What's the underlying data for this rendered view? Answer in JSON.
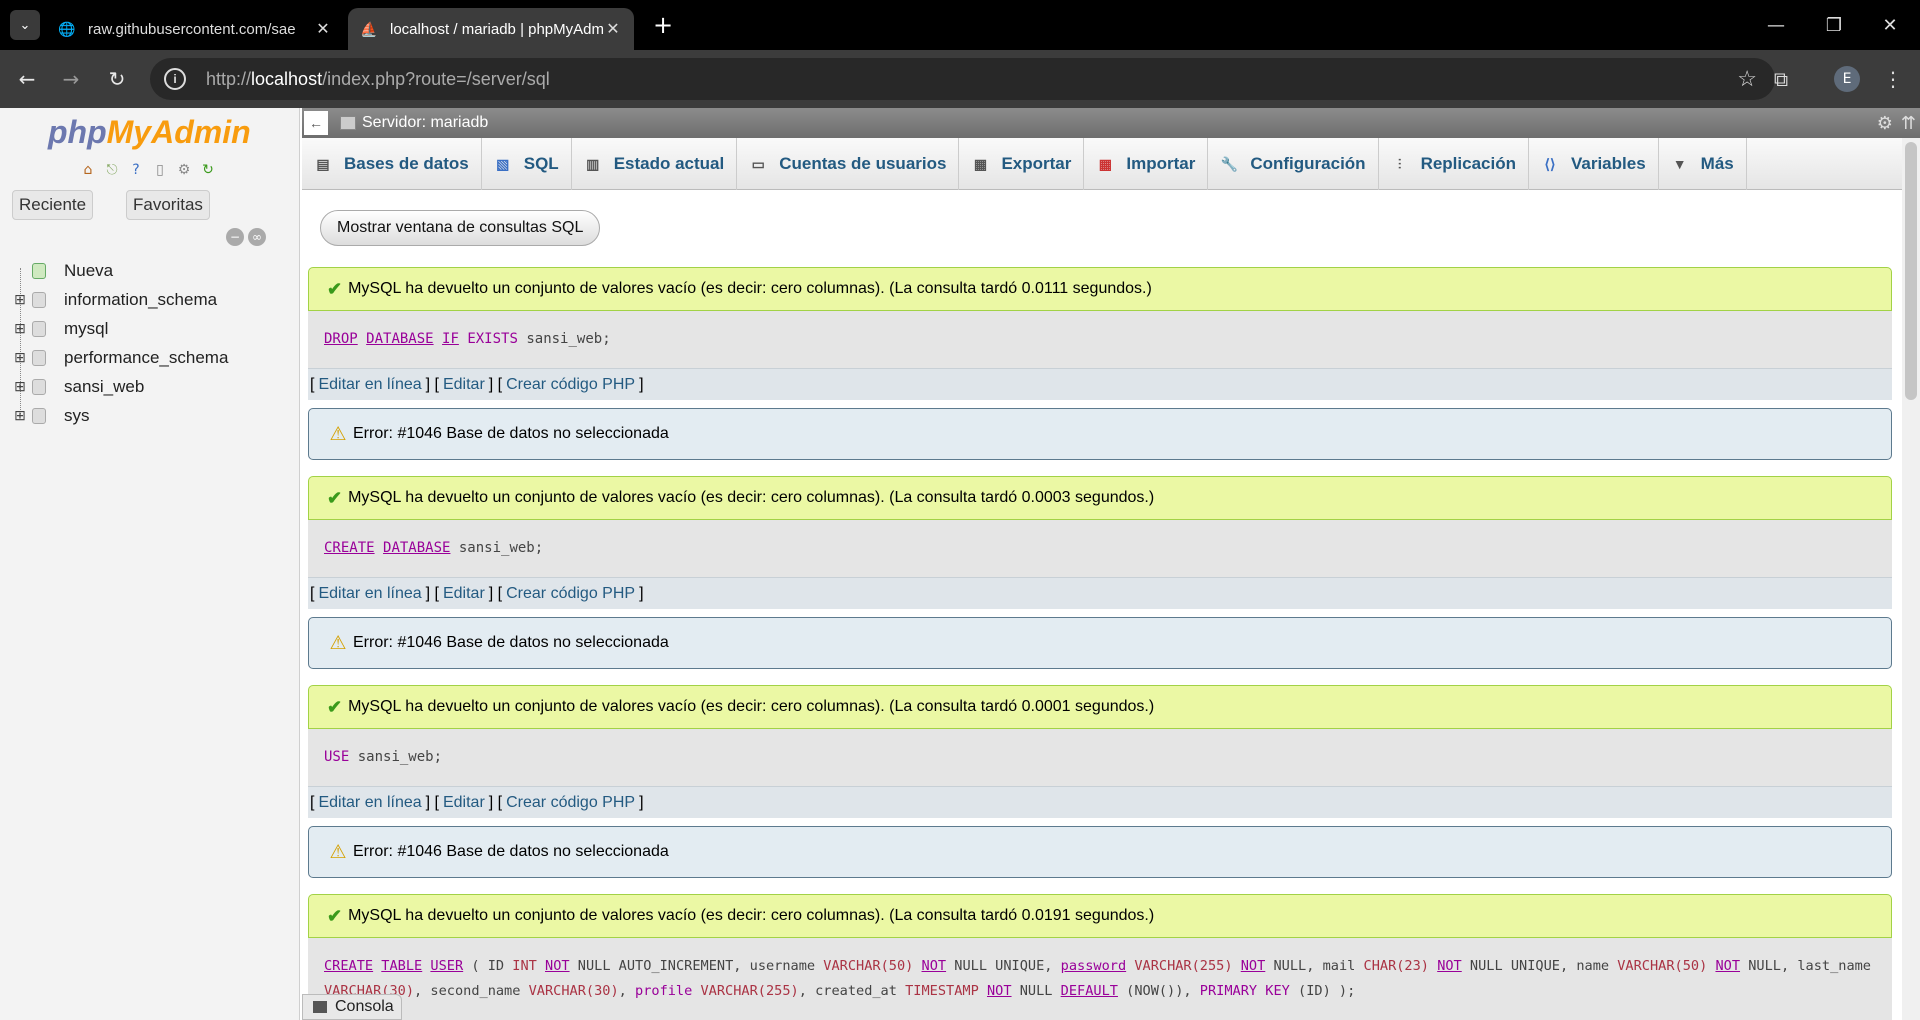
{
  "browser": {
    "tabs": [
      {
        "title": "raw.githubusercontent.com/sae",
        "active": false
      },
      {
        "title": "localhost / mariadb | phpMyAdmin",
        "active": true
      }
    ],
    "url_scheme": "http://",
    "url_host": "localhost",
    "url_path": "/index.php?route=/server/sql",
    "profile_initial": "E"
  },
  "left": {
    "logo_php": "php",
    "logo_my": "MyAdmin",
    "recent_label": "Reciente",
    "favorites_label": "Favoritas",
    "tree": [
      {
        "label": "Nueva",
        "type": "new"
      },
      {
        "label": "information_schema",
        "type": "db"
      },
      {
        "label": "mysql",
        "type": "db"
      },
      {
        "label": "performance_schema",
        "type": "db"
      },
      {
        "label": "sansi_web",
        "type": "db"
      },
      {
        "label": "sys",
        "type": "db"
      }
    ]
  },
  "server_bar": {
    "title": "Servidor: mariadb"
  },
  "nav_tabs": [
    {
      "label": "Bases de datos",
      "icon": "database-icon"
    },
    {
      "label": "SQL",
      "icon": "sql-icon"
    },
    {
      "label": "Estado actual",
      "icon": "status-icon"
    },
    {
      "label": "Cuentas de usuarios",
      "icon": "users-icon"
    },
    {
      "label": "Exportar",
      "icon": "export-icon"
    },
    {
      "label": "Importar",
      "icon": "import-icon"
    },
    {
      "label": "Configuración",
      "icon": "wrench-icon"
    },
    {
      "label": "Replicación",
      "icon": "replication-icon"
    },
    {
      "label": "Variables",
      "icon": "variables-icon"
    },
    {
      "label": "Más",
      "icon": "chevron-down-icon"
    }
  ],
  "sql_window_button": "Mostrar ventana de consultas SQL",
  "links": {
    "edit_inline": "Editar en línea",
    "edit": "Editar",
    "php_code": "Crear código PHP"
  },
  "results": [
    {
      "message": "MySQL ha devuelto un conjunto de valores vacío (es decir: cero columnas). (La consulta tardó 0.0111 segundos.)",
      "error": "Error: #1046 Base de datos no seleccionada"
    },
    {
      "message": "MySQL ha devuelto un conjunto de valores vacío (es decir: cero columnas). (La consulta tardó 0.0003 segundos.)",
      "error": "Error: #1046 Base de datos no seleccionada"
    },
    {
      "message": "MySQL ha devuelto un conjunto de valores vacío (es decir: cero columnas). (La consulta tardó 0.0001 segundos.)",
      "error": "Error: #1046 Base de datos no seleccionada"
    },
    {
      "message": "MySQL ha devuelto un conjunto de valores vacío (es decir: cero columnas). (La consulta tardó 0.0191 segundos.)"
    }
  ],
  "queries": {
    "q1": {
      "kw1": "DROP",
      "kw2": "DATABASE",
      "kw3": "IF",
      "kw4": "EXISTS",
      "rest": " sansi_web;"
    },
    "q2": {
      "kw1": "CREATE",
      "kw2": "DATABASE",
      "rest": " sansi_web;"
    },
    "q3": {
      "kw1": "USE",
      "rest": " sansi_web;"
    },
    "q4": {
      "create": "CREATE",
      "table": "TABLE",
      "user": "USER",
      "p1": " ( ID ",
      "int": "INT",
      "not1": "NOT",
      "null1": " NULL AUTO_INCREMENT, username ",
      "varchar50": "VARCHAR(50)",
      "not2": "NOT",
      "nullunique1": " NULL UNIQUE, ",
      "password": "password",
      "varchar255": "VARCHAR(255)",
      "not3": "NOT",
      "null3": " NULL, mail ",
      "char23": "CHAR(23)",
      "not4": "NOT",
      "nullunique2": " NULL UNIQUE, name ",
      "varchar50b": "VARCHAR(50)",
      "not5": "NOT",
      "null5": "NULL",
      "p2": ", last_name ",
      "varchar30": "VARCHAR(30)",
      "p3": ", second_name ",
      "varchar30b": "VARCHAR(30)",
      "p4": ", ",
      "profile": "profile",
      "varchar255b": "VARCHAR(255)",
      "p5": ", created_at ",
      "timestamp": "TIMESTAMP",
      "not6": "NOT",
      "null6": " NULL ",
      "default": "DEFAULT",
      "now": " (NOW()), ",
      "primary": "PRIMARY KEY",
      "end": " (ID) );"
    }
  },
  "console_label": "Consola"
}
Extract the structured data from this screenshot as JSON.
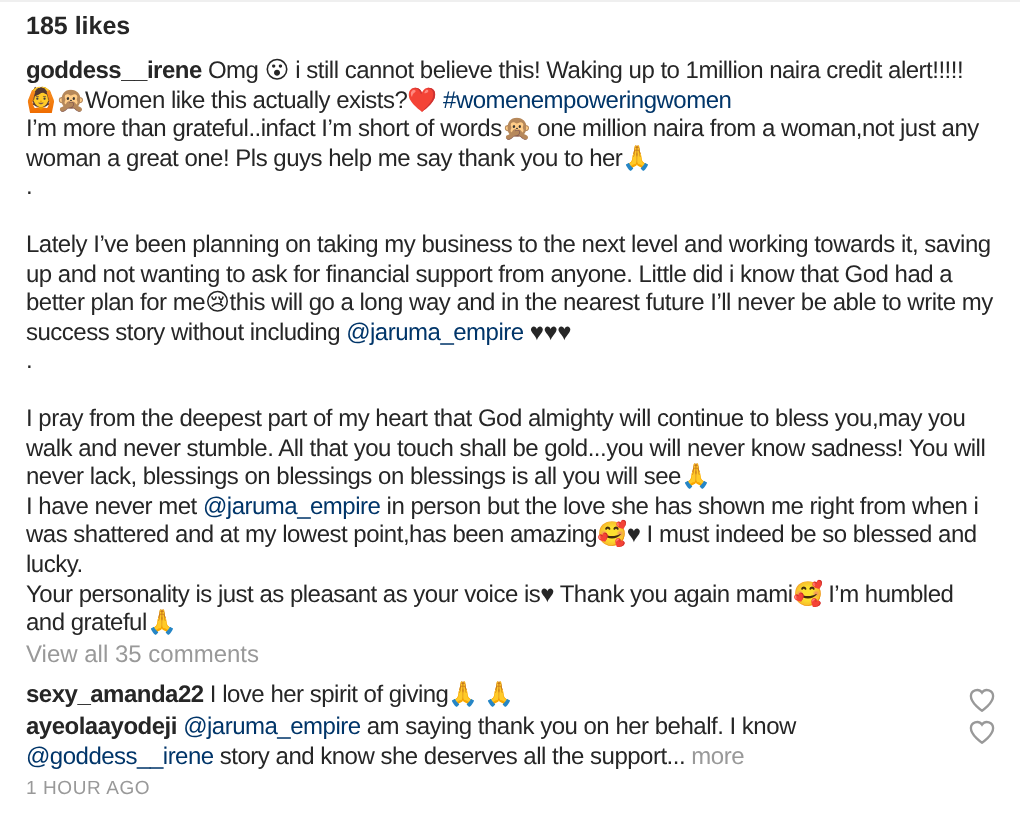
{
  "likes": "185 likes",
  "caption_blocks": [
    [
      {
        "segments": [
          {
            "kind": "username",
            "text": "goddess__irene"
          },
          {
            "kind": "text",
            "text": "Omg 😮 i still cannot believe this! Waking up to 1million naira credit alert!!!!! 🙆🙊Women like this actually exists?❤️ "
          },
          {
            "kind": "hashtag",
            "text": "#womenempoweringwomen"
          }
        ]
      },
      {
        "segments": [
          {
            "kind": "text",
            "text": "I’m more than grateful..infact I’m short of words🙊 one million naira from a woman,not just any woman a great one! Pls guys help me say thank you to her🙏"
          }
        ]
      },
      {
        "segments": [
          {
            "kind": "text",
            "text": "."
          }
        ]
      }
    ],
    [
      {
        "segments": [
          {
            "kind": "text",
            "text": "Lately I’ve been planning on taking my business to the next level and working towards it, saving up and not wanting to ask for financial support from anyone. Little did i know that God had a better plan for me😢this will go a long way and in the nearest future I’ll never be able to write my success story without including "
          },
          {
            "kind": "mention",
            "text": "@jaruma_empire"
          },
          {
            "kind": "text",
            "text": " ♥♥♥"
          }
        ]
      },
      {
        "segments": [
          {
            "kind": "text",
            "text": "."
          }
        ]
      }
    ],
    [
      {
        "segments": [
          {
            "kind": "text",
            "text": "I pray from the deepest part of my heart that God almighty will continue to bless you,may you walk and never stumble. All that you touch shall be gold...you will never know sadness! You will never lack, blessings on blessings on blessings is all you will see🙏"
          }
        ]
      },
      {
        "segments": [
          {
            "kind": "text",
            "text": "I have never met "
          },
          {
            "kind": "mention",
            "text": "@jaruma_empire"
          },
          {
            "kind": "text",
            "text": " in person but the love she has shown me right from when i was shattered and at my lowest point,has been amazing🥰♥ I must indeed be so blessed and lucky."
          }
        ]
      },
      {
        "segments": [
          {
            "kind": "text",
            "text": "Your personality is just as pleasant as your voice is♥ Thank you again mami🥰 I’m humbled and grateful🙏"
          }
        ]
      }
    ]
  ],
  "view_all": "View all 35 comments",
  "comments": [
    {
      "segments": [
        {
          "kind": "username",
          "text": "sexy_amanda22"
        },
        {
          "kind": "text",
          "text": "I love her spirit of giving🙏 🙏"
        }
      ],
      "liked": false
    },
    {
      "segments": [
        {
          "kind": "username",
          "text": "ayeolaayodeji"
        },
        {
          "kind": "mention",
          "text": "@jaruma_empire"
        },
        {
          "kind": "text",
          "text": " am saying thank you on her behalf. I know "
        },
        {
          "kind": "mention",
          "text": "@goddess__irene"
        },
        {
          "kind": "text",
          "text": " story and know she deserves all the support... "
        },
        {
          "kind": "more",
          "text": "more"
        }
      ],
      "liked": false
    }
  ],
  "timestamp": "1 HOUR AGO"
}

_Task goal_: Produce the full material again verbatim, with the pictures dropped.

_Answer to this task_:
What's the underlying data for this rendered view? Answer in JSON.
{
  "browser": {
    "tabs": [
      {
        "title": "raw.githubusercontent.com/sae",
        "active": false
      },
      {
        "title": "localhost / mariadb | phpMyAdmin",
        "active": true
      }
    ],
    "url_scheme": "http://",
    "url_host": "localhost",
    "url_path": "/index.php?route=/server/sql",
    "profile_initial": "E"
  },
  "left": {
    "logo_php": "php",
    "logo_my": "MyAdmin",
    "recent_label": "Reciente",
    "favorites_label": "Favoritas",
    "tree": [
      {
        "label": "Nueva",
        "type": "new"
      },
      {
        "label": "information_schema",
        "type": "db"
      },
      {
        "label": "mysql",
        "type": "db"
      },
      {
        "label": "performance_schema",
        "type": "db"
      },
      {
        "label": "sansi_web",
        "type": "db"
      },
      {
        "label": "sys",
        "type": "db"
      }
    ]
  },
  "server_bar": {
    "title": "Servidor: mariadb"
  },
  "nav_tabs": [
    {
      "label": "Bases de datos",
      "icon": "database-icon"
    },
    {
      "label": "SQL",
      "icon": "sql-icon"
    },
    {
      "label": "Estado actual",
      "icon": "status-icon"
    },
    {
      "label": "Cuentas de usuarios",
      "icon": "users-icon"
    },
    {
      "label": "Exportar",
      "icon": "export-icon"
    },
    {
      "label": "Importar",
      "icon": "import-icon"
    },
    {
      "label": "Configuración",
      "icon": "wrench-icon"
    },
    {
      "label": "Replicación",
      "icon": "replication-icon"
    },
    {
      "label": "Variables",
      "icon": "variables-icon"
    },
    {
      "label": "Más",
      "icon": "chevron-down-icon"
    }
  ],
  "sql_window_button": "Mostrar ventana de consultas SQL",
  "links": {
    "edit_inline": "Editar en línea",
    "edit": "Editar",
    "php_code": "Crear código PHP"
  },
  "results": [
    {
      "message": "MySQL ha devuelto un conjunto de valores vacío (es decir: cero columnas). (La consulta tardó 0.0111 segundos.)",
      "error": "Error: #1046 Base de datos no seleccionada"
    },
    {
      "message": "MySQL ha devuelto un conjunto de valores vacío (es decir: cero columnas). (La consulta tardó 0.0003 segundos.)",
      "error": "Error: #1046 Base de datos no seleccionada"
    },
    {
      "message": "MySQL ha devuelto un conjunto de valores vacío (es decir: cero columnas). (La consulta tardó 0.0001 segundos.)",
      "error": "Error: #1046 Base de datos no seleccionada"
    },
    {
      "message": "MySQL ha devuelto un conjunto de valores vacío (es decir: cero columnas). (La consulta tardó 0.0191 segundos.)"
    }
  ],
  "queries": {
    "q1": {
      "kw1": "DROP",
      "kw2": "DATABASE",
      "kw3": "IF",
      "kw4": "EXISTS",
      "rest": " sansi_web;"
    },
    "q2": {
      "kw1": "CREATE",
      "kw2": "DATABASE",
      "rest": " sansi_web;"
    },
    "q3": {
      "kw1": "USE",
      "rest": " sansi_web;"
    },
    "q4": {
      "create": "CREATE",
      "table": "TABLE",
      "user": "USER",
      "p1": " ( ID ",
      "int": "INT",
      "not1": "NOT",
      "null1": " NULL AUTO_INCREMENT, username ",
      "varchar50": "VARCHAR(50)",
      "not2": "NOT",
      "nullunique1": " NULL UNIQUE, ",
      "password": "password",
      "varchar255": "VARCHAR(255)",
      "not3": "NOT",
      "null3": " NULL, mail ",
      "char23": "CHAR(23)",
      "not4": "NOT",
      "nullunique2": " NULL UNIQUE, name ",
      "varchar50b": "VARCHAR(50)",
      "not5": "NOT",
      "null5": "NULL",
      "p2": ", last_name ",
      "varchar30": "VARCHAR(30)",
      "p3": ", second_name ",
      "varchar30b": "VARCHAR(30)",
      "p4": ", ",
      "profile": "profile",
      "varchar255b": "VARCHAR(255)",
      "p5": ", created_at ",
      "timestamp": "TIMESTAMP",
      "not6": "NOT",
      "null6": " NULL ",
      "default": "DEFAULT",
      "now": " (NOW()), ",
      "primary": "PRIMARY KEY",
      "end": " (ID) );"
    }
  },
  "console_label": "Consola"
}
Extract the structured data from this screenshot as JSON.
{
  "likes": "185 likes",
  "caption_blocks": [
    [
      {
        "segments": [
          {
            "kind": "username",
            "text": "goddess__irene"
          },
          {
            "kind": "text",
            "text": "Omg 😮 i still cannot believe this! Waking up to 1million naira credit alert!!!!! 🙆🙊Women like this actually exists?❤️ "
          },
          {
            "kind": "hashtag",
            "text": "#womenempoweringwomen"
          }
        ]
      },
      {
        "segments": [
          {
            "kind": "text",
            "text": "I’m more than grateful..infact I’m short of words🙊 one million naira from a woman,not just any woman a great one! Pls guys help me say thank you to her🙏"
          }
        ]
      },
      {
        "segments": [
          {
            "kind": "text",
            "text": "."
          }
        ]
      }
    ],
    [
      {
        "segments": [
          {
            "kind": "text",
            "text": "Lately I’ve been planning on taking my business to the next level and working towards it, saving up and not wanting to ask for financial support from anyone. Little did i know that God had a better plan for me😢this will go a long way and in the nearest future I’ll never be able to write my success story without including "
          },
          {
            "kind": "mention",
            "text": "@jaruma_empire"
          },
          {
            "kind": "text",
            "text": " ♥♥♥"
          }
        ]
      },
      {
        "segments": [
          {
            "kind": "text",
            "text": "."
          }
        ]
      }
    ],
    [
      {
        "segments": [
          {
            "kind": "text",
            "text": "I pray from the deepest part of my heart that God almighty will continue to bless you,may you walk and never stumble. All that you touch shall be gold...you will never know sadness! You will never lack, blessings on blessings on blessings is all you will see🙏"
          }
        ]
      },
      {
        "segments": [
          {
            "kind": "text",
            "text": "I have never met "
          },
          {
            "kind": "mention",
            "text": "@jaruma_empire"
          },
          {
            "kind": "text",
            "text": " in person but the love she has shown me right from when i was shattered and at my lowest point,has been amazing🥰♥ I must indeed be so blessed and lucky."
          }
        ]
      },
      {
        "segments": [
          {
            "kind": "text",
            "text": "Your personality is just as pleasant as your voice is♥ Thank you again mami🥰 I’m humbled and grateful🙏"
          }
        ]
      }
    ]
  ],
  "view_all": "View all 35 comments",
  "comments": [
    {
      "segments": [
        {
          "kind": "username",
          "text": "sexy_amanda22"
        },
        {
          "kind": "text",
          "text": "I love her spirit of giving🙏 🙏"
        }
      ],
      "liked": false
    },
    {
      "segments": [
        {
          "kind": "username",
          "text": "ayeolaayodeji"
        },
        {
          "kind": "mention",
          "text": "@jaruma_empire"
        },
        {
          "kind": "text",
          "text": " am saying thank you on her behalf. I know "
        },
        {
          "kind": "mention",
          "text": "@goddess__irene"
        },
        {
          "kind": "text",
          "text": " story and know she deserves all the support... "
        },
        {
          "kind": "more",
          "text": "more"
        }
      ],
      "liked": false
    }
  ],
  "timestamp": "1 HOUR AGO"
}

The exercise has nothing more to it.